“A lot of it’s based on my childhood - except there were no demons or chainsaws.”
Howden also wanted the film to be more reflective of authentic metalhead culture, not just a caricature.
“Metalheads can be misrepresented a lot, sometimes as bullies, or just generic stoners, so we wanted to have something a bit more there that metalheads could relate to, and [that] the general public maybe get a bit of an insight into metal culture.”
Howden, who summarises Deathgasm as a “balls to the wall, slapstick horror comedy”, explains that the film has wider appeal because of its comedy and romantic subplot.
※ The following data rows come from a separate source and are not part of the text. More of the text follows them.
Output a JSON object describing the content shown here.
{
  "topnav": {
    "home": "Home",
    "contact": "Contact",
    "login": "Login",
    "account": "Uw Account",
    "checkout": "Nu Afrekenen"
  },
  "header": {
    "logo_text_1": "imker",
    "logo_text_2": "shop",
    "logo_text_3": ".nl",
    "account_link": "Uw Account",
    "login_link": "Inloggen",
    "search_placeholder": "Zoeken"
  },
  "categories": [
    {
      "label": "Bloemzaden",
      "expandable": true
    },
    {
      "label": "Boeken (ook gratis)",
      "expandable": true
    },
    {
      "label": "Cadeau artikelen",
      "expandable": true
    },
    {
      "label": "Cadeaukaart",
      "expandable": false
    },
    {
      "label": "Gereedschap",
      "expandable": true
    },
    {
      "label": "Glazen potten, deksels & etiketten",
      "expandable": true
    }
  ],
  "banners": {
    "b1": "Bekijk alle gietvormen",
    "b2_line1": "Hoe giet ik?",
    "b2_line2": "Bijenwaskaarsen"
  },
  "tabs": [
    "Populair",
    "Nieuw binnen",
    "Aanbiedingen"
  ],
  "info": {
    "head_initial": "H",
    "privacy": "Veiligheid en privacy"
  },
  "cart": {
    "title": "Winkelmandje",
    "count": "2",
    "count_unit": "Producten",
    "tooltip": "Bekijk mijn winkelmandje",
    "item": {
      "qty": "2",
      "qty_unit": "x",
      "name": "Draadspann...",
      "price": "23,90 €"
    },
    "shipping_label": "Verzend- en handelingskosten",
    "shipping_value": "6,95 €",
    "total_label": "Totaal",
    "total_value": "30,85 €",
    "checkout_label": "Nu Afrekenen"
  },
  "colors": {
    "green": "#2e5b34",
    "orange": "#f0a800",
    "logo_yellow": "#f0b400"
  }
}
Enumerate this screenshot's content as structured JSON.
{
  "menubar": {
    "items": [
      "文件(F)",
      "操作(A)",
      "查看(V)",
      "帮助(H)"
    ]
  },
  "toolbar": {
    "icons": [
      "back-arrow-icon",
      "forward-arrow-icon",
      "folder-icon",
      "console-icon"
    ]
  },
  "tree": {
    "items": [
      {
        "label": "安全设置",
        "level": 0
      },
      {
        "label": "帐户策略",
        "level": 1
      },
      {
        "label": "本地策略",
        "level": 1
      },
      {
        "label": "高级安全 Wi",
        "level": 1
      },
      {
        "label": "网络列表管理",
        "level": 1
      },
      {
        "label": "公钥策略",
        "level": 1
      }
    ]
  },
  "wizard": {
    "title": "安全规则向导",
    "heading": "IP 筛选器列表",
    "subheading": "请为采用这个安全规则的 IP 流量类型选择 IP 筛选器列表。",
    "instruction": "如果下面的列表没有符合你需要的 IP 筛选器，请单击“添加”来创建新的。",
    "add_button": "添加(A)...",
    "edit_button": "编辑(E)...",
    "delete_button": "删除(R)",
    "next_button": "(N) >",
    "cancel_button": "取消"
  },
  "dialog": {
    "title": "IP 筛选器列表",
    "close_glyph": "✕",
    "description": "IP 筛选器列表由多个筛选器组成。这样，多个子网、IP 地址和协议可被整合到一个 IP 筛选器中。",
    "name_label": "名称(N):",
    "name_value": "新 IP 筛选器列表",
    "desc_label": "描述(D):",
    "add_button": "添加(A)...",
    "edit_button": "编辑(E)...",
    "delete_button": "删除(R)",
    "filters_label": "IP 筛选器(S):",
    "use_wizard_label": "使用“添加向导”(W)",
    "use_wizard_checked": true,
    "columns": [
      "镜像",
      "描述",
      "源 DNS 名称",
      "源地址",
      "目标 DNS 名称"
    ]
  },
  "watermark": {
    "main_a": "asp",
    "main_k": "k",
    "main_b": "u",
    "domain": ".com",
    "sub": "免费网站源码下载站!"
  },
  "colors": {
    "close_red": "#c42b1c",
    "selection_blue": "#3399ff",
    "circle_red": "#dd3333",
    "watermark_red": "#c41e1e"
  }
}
Metalheads can be misrepresented a lot, sometimes as bullies, or just generic stoners, so we wanted to have something a bit more there that metalheads could relate to.
“I’ve had a lot of feedback from people who aren’t into heavy metal or horror that have really enjoyed the film because it's a comedy and they think it's really fun”.
“Because there’s a love story, people have described the film as ‘gory horror film, but also kinda sweet’.”
Although there might be a comedy and love story woven through the film, the soundtrack is 100 per cent heavy metal, containing 31 tracks by different artists.
“We’ve got some really hardcore heavy metal on there, all genres of metal.”
Over a quarter of them are songs from local bands, such as Bulletbelt, Beastwars, Razorwire and 8 Foot Sativa, he says.
"When I started out I thought ‘I want to show the world our film, but I also want to show the world some Kiwi bands. I think that was really important.”
To showcase the music, Howden and co will be putting together the Deathgasm soundtrack for release later this year.
With the film hitting international screens and festivals, Howden is eager to see how audiences locally will react to Deathgasm.
“It’ll be interesting, because famously we have that cultural cringe factor. You watch something on New Zealand TV and you hear a New Zealand accent and you go ‘oh that’s a bit weird.”
“On the international stage people are raving about New Zealand films, when I went over to Austin they were like ‘We love Deathgasm, we love What We Do in Shadows.' It’s a really great buzz at the moment.”
In the meantime Howden is continuing to write scripts and form new movie ideas, happy with the fact Deathgasm has found an enthusiastic audience.
“It’s not a film for everybody but it seems we’ve really reached our target audience, and people understand what we were trying to do with the film, which is all you can ask for really.”